The Himalayan retains the 21-inch front wheel and a 17-inch rear wheel shod with dual-sport rubber. 

Suspension duties are taken care of by 41mm telescopic forks up front and a Mono shock at the rear. Which is decent for all city rides, touring and off the road. The ground clearance is 220mm, very good, Middle range of rev band is strongest 

Now because its best suited for off-roading and is an adventure motorcycle, I would expect it to be lighter, but it’s not , it is big and heavy, weighs 199kgs! 

It is available in Mirage Silver, Granite Black, Pine Green, Rock Red, Lake Blue and Gravel Grey

Verdict: If I ignore the upgrades in the bike and consider its price of 2.01 lakh ex-showroom, the bike does make a strong statement for itself.

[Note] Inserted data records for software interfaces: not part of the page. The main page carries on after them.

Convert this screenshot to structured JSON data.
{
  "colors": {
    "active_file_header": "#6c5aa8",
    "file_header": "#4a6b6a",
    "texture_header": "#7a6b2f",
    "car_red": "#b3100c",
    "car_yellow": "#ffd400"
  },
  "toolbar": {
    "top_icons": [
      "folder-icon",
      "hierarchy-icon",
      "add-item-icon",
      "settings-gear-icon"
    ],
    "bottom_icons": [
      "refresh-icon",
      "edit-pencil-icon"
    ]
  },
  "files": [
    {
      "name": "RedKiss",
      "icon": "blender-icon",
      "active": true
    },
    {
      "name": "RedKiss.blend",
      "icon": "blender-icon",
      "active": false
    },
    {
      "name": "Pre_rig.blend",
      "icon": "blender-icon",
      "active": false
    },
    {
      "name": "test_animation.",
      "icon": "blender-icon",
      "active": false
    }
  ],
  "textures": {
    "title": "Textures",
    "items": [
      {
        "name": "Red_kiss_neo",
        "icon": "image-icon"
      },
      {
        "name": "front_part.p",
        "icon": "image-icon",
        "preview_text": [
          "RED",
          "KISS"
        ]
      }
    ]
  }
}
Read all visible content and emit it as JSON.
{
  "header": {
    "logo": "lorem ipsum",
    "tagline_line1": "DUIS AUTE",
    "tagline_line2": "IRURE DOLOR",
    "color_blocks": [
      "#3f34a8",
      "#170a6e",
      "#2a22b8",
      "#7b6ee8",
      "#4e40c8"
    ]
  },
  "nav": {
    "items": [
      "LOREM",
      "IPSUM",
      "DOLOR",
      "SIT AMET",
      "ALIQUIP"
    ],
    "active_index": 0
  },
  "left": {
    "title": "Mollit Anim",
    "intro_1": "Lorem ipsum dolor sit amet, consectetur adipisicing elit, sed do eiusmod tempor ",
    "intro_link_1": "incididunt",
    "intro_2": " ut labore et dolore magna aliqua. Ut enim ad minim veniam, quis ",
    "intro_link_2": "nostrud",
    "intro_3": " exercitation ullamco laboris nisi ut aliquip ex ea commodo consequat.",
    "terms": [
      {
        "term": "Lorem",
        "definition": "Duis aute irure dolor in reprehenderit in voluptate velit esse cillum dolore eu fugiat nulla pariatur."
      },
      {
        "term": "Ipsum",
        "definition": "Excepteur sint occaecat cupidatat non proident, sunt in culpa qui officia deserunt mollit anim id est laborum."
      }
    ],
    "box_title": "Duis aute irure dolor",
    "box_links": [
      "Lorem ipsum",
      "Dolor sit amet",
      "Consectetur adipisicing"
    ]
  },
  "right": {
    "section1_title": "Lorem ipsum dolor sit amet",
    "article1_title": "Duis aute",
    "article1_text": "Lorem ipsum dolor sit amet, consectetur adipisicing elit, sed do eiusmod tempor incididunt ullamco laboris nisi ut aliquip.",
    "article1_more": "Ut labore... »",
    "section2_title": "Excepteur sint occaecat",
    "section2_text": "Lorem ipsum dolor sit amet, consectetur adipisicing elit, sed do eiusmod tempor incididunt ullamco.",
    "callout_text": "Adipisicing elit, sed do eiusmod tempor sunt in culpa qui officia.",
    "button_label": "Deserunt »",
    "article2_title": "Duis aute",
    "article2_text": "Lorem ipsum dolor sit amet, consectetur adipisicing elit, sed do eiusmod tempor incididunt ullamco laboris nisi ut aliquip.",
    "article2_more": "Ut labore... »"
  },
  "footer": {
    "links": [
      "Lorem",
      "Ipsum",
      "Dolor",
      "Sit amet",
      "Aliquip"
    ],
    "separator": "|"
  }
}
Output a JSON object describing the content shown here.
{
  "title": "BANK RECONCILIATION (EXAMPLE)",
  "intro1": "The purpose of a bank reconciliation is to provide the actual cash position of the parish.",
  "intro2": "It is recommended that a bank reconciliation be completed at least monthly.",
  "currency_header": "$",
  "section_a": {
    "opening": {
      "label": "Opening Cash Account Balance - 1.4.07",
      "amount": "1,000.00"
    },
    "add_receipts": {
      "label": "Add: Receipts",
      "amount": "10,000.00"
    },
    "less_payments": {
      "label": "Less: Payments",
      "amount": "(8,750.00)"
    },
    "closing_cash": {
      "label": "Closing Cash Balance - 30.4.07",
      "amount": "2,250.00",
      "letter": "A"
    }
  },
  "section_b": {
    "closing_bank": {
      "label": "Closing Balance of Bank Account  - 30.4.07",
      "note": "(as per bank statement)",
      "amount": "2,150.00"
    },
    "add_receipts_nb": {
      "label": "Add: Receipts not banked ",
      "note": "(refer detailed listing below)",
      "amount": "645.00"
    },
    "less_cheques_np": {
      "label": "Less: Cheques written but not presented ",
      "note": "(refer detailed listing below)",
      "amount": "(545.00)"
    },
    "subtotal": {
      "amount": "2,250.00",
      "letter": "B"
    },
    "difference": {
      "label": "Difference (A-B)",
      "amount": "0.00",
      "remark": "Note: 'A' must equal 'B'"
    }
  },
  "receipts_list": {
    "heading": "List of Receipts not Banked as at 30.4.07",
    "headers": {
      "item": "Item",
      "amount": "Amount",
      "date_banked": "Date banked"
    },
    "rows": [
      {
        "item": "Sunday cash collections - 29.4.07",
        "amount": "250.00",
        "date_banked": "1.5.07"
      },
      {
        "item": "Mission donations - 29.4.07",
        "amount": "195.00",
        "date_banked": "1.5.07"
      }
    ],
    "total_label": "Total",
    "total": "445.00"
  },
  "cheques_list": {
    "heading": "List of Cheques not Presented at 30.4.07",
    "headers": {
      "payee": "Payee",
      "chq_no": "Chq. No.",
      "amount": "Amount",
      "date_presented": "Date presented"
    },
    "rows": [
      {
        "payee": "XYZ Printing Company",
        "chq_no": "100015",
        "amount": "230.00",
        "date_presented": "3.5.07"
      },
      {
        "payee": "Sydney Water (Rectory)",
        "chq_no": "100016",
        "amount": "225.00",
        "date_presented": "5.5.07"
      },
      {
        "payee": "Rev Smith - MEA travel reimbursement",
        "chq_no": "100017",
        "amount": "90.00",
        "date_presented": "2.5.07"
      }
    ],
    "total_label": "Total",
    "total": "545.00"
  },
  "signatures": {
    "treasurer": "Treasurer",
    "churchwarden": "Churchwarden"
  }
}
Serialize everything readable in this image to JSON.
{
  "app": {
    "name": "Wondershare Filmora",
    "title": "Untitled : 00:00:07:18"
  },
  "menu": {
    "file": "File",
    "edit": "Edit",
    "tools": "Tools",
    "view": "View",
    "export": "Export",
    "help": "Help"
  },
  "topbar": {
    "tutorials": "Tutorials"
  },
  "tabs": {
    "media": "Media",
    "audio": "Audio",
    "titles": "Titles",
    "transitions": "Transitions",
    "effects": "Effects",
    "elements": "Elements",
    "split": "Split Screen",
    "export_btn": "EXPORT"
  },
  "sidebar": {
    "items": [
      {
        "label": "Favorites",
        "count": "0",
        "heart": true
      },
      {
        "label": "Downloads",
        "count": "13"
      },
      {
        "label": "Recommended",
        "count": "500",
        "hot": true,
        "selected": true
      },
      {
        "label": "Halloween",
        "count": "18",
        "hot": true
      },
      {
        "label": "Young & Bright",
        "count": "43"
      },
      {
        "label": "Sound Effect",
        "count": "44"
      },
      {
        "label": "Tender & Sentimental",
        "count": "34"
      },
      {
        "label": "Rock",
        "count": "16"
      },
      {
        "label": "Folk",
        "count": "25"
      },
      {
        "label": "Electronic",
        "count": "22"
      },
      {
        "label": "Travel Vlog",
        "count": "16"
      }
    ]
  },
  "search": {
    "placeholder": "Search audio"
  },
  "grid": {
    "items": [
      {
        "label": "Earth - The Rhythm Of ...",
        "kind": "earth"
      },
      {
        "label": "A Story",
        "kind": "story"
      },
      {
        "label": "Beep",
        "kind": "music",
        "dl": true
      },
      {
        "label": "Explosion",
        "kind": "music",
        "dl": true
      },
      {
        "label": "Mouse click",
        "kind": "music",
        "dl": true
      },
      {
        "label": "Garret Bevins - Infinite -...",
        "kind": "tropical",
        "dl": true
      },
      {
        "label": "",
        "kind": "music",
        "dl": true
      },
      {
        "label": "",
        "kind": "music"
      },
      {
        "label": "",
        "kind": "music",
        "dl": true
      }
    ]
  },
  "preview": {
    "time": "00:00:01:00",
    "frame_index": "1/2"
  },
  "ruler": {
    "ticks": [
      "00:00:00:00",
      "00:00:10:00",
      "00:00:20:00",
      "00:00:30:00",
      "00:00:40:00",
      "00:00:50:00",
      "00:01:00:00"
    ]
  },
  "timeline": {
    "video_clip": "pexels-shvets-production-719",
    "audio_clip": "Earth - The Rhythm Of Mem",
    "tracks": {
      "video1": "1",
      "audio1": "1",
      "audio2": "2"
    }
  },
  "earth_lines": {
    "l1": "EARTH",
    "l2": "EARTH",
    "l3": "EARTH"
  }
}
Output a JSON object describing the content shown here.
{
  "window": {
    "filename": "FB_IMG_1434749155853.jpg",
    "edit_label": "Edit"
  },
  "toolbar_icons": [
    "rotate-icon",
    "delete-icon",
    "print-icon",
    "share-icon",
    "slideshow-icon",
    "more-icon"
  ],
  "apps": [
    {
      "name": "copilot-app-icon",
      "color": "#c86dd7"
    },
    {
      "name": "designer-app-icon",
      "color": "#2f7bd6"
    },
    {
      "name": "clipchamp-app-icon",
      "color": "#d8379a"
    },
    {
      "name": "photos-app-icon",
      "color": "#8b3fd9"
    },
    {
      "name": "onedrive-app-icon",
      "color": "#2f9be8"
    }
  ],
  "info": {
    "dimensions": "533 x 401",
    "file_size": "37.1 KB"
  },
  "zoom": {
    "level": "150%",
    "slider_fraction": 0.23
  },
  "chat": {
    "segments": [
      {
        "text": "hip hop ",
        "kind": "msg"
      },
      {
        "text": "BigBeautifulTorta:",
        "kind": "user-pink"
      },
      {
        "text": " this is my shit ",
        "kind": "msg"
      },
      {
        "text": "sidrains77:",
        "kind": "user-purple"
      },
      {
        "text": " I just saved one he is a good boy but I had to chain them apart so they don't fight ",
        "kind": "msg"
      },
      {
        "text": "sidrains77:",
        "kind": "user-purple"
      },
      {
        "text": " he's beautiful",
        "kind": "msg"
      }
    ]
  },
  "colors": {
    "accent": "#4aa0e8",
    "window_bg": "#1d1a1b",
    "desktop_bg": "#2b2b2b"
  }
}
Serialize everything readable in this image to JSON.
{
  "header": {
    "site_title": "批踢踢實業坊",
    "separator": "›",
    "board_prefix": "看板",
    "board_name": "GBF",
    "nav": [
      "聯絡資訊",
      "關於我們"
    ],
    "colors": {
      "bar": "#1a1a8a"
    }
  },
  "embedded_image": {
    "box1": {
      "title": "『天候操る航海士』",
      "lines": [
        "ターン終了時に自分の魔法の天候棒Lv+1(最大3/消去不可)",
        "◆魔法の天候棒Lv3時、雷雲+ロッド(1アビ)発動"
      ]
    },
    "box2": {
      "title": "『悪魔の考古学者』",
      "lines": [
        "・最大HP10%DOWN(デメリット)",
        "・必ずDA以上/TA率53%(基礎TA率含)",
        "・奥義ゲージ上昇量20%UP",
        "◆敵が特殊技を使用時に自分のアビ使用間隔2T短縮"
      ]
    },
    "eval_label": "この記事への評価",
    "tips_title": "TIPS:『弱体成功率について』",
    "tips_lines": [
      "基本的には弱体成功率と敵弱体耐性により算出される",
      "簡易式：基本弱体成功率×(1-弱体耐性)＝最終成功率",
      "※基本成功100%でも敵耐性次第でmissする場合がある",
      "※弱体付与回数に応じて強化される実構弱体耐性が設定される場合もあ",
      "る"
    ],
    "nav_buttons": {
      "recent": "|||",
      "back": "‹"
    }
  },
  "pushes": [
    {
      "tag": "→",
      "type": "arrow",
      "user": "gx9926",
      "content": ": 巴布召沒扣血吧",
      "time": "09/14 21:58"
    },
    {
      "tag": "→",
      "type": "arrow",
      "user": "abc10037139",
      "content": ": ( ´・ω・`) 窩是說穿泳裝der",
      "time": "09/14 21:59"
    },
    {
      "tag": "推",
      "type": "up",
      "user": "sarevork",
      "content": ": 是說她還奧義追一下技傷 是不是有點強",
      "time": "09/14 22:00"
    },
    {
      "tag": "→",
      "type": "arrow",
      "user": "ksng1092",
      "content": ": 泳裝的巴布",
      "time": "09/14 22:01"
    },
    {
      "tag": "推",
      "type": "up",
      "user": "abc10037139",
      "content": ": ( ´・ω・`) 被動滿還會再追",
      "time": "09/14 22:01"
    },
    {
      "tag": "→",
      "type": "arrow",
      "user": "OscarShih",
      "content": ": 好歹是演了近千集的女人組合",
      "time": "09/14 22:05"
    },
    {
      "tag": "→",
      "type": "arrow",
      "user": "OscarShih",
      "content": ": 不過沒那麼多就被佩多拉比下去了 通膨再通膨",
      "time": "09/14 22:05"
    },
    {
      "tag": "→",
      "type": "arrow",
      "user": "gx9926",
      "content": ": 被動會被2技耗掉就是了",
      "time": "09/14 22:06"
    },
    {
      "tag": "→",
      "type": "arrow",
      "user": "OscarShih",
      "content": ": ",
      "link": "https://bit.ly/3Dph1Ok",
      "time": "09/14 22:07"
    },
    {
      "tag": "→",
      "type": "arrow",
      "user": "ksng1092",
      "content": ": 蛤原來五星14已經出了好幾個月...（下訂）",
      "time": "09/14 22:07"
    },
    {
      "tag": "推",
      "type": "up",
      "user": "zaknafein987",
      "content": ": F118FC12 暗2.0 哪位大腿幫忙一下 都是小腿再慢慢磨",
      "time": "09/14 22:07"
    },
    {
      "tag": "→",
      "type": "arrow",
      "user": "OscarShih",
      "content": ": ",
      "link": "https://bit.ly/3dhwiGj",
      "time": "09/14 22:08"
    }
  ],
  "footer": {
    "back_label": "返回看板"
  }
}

It’s an easy cruiser which will enable you to travel across the country on all kinds of roads, even no roads are handled by Himalayan fairly well. So, you can have a lot of fun and adventure on this bike, just be skillful and careful with the brakes.